This crucial connection between insulin resistance and hypertension is yet another example of how wide-ranging the debilitating effects of high insulin, leptin and blood glucose levels can have on your body.
I highly recommend you get a fasting insulin level test done by your doctor. The level you want to strive for is about 2 or 3. If it’s 5, or over 10, you have a problem and you definitely need to lower your insulin levels to lower your risk of high blood pressure and other cardiovascular problems.
Fortunately, there are a few very simple techniques that will lower your insulin levels. And if your hypertension is the direct result of an out-of-control blood sugar level, then normalizing your blood sugar levels will also bring your blood pressure readings into the healthy range.
How to Effectively Treat High Blood Pressure Without Drugs
A vast majority of people can normalize their blood pressure by implementing a few simple techniques that address the underlying cause, namely high insulin levels.
Exercise – One of the most effective ways to lower your insulin levels is through exercise.

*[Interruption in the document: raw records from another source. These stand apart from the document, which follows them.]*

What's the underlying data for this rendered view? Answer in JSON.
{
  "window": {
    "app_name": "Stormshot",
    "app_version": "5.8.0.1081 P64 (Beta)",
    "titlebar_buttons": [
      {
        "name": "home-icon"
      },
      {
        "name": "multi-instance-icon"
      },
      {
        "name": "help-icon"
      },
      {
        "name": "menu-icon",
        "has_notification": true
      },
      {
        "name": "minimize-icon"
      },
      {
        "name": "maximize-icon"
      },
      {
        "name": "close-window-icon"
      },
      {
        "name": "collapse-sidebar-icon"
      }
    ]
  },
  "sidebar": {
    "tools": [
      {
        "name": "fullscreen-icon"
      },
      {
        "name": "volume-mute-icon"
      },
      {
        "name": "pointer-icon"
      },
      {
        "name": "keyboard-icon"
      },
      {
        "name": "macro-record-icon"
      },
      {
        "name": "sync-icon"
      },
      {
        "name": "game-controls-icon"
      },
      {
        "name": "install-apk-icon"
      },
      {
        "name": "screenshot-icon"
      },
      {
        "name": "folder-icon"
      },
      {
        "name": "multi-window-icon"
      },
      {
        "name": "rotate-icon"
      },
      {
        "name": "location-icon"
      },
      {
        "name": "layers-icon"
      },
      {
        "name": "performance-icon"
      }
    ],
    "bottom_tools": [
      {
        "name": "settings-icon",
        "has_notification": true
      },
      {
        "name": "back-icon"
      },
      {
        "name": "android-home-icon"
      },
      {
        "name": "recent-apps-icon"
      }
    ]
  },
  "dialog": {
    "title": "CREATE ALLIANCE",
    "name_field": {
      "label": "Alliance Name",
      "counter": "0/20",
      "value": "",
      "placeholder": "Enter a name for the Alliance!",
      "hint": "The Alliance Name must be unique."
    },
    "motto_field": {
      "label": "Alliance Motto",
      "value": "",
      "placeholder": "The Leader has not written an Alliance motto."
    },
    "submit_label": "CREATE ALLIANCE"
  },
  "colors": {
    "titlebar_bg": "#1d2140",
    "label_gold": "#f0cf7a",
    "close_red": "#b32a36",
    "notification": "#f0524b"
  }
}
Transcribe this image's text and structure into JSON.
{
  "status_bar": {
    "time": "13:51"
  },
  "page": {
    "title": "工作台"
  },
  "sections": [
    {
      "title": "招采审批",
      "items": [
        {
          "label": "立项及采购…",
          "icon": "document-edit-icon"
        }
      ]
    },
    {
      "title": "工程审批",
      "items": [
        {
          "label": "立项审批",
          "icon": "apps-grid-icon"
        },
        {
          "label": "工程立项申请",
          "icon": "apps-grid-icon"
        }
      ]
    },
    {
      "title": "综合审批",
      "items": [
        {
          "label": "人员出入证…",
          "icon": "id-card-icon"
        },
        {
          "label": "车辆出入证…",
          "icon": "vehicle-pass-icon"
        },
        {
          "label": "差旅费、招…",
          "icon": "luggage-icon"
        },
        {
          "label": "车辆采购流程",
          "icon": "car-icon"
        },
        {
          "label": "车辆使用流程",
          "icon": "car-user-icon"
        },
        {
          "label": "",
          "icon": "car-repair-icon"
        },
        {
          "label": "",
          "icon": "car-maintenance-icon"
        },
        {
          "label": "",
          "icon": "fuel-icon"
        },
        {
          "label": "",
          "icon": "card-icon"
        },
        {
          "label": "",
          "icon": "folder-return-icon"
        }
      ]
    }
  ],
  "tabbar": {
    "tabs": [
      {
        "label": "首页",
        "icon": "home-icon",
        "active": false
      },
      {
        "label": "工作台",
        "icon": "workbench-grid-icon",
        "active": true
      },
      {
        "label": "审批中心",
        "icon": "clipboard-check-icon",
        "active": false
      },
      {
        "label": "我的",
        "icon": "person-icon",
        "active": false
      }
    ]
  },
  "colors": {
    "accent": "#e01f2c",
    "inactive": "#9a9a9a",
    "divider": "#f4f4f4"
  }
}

A regular, effective exercise program consisting of aerobics, sprint-burst type exercises, and strength training, can go a long way toward reducing your insulin levels and your blood pressure.
Ideally, you’ll want someone to supervise your program and monitor your progress. To reap the optimal effects from your exercise program, you’ll need about an hour a day. Just remember to start slowly and work your way up to that level.
Avoid foods that boost insulin levels – Another effective method is to avoid foods that will raise your insulin, such as sugar-type foods and grains. Even whole, organic grains will rapidly break down to sugars, so they too should be avoided.
If you have high blood pressure, high cholesterol, or obesity, you’ll want to avoid foods like:
While vitamin C may be helpful, you'll also want to avoid eating too many fruits; the types and amounts being adjusted based on your nutritional type.
One food that can be helpful for reducing your blood pressure is crushed, raw garlic. Many people swear by it, and it's something you can easily add to your diet.
Normalize your vitamin D levels – It has recently become clear that normalizing your vitamin D levels can have a powerful effect on normalizing your blood pressure. Lower Vitamin D levels is also unquestionably associated with an increased risk for heart disease.
Additionally, previous research has revealed that if your blood pressure doesn’t drop notably overnight, you run an increased risk of having cardiovascular problems. Here, the connection is also elevated blood sugar (glucose) levels as elevated blood sugars can result in diabetes and other diseases which increase cardiovascular problems.
And likewise, vitamin D has been shown to have a positive impact on diabetes, so it’s all linked together.
Balance your omega-6 to omega-3 fat ratio – Most Americans eating a standard American diet have a ratio of 25:1, which is highly unbalanced. The ideal ratio of omega-6 to omega-3 fats is 1:1. Therefore, you’ll want to lower the amount of vegetable oils in your diet, and make sure you have a high quality, animal-based source of omega-3s.
A Warning if You have Very High Blood Pressure, or are Currently on Medication for Hypertension
As most of you already know, I’m opposed to taking medications and drugs, and clearly the long term goal is to get off all your medications. However, if you are on a medication, you certainly want to wean yourself off it under the guidance of a healthcare professional.
Additionally, although I hardly ever recommend the use of drugs, it’s VITAL that you do go on a medication to lower your blood pressure if your blood pressure is very high! Otherwise you are putting yourself at serious risk of a stroke, and the brain damage that occurs during a stroke tends to be permanent and irreversible.
You clearly want to make sure you’re not increasing your risk for stroke until you’re able to implement these lifestyle changes. Once the cause of your problem has been addressed, then that will allow you to slowly wean off your medication.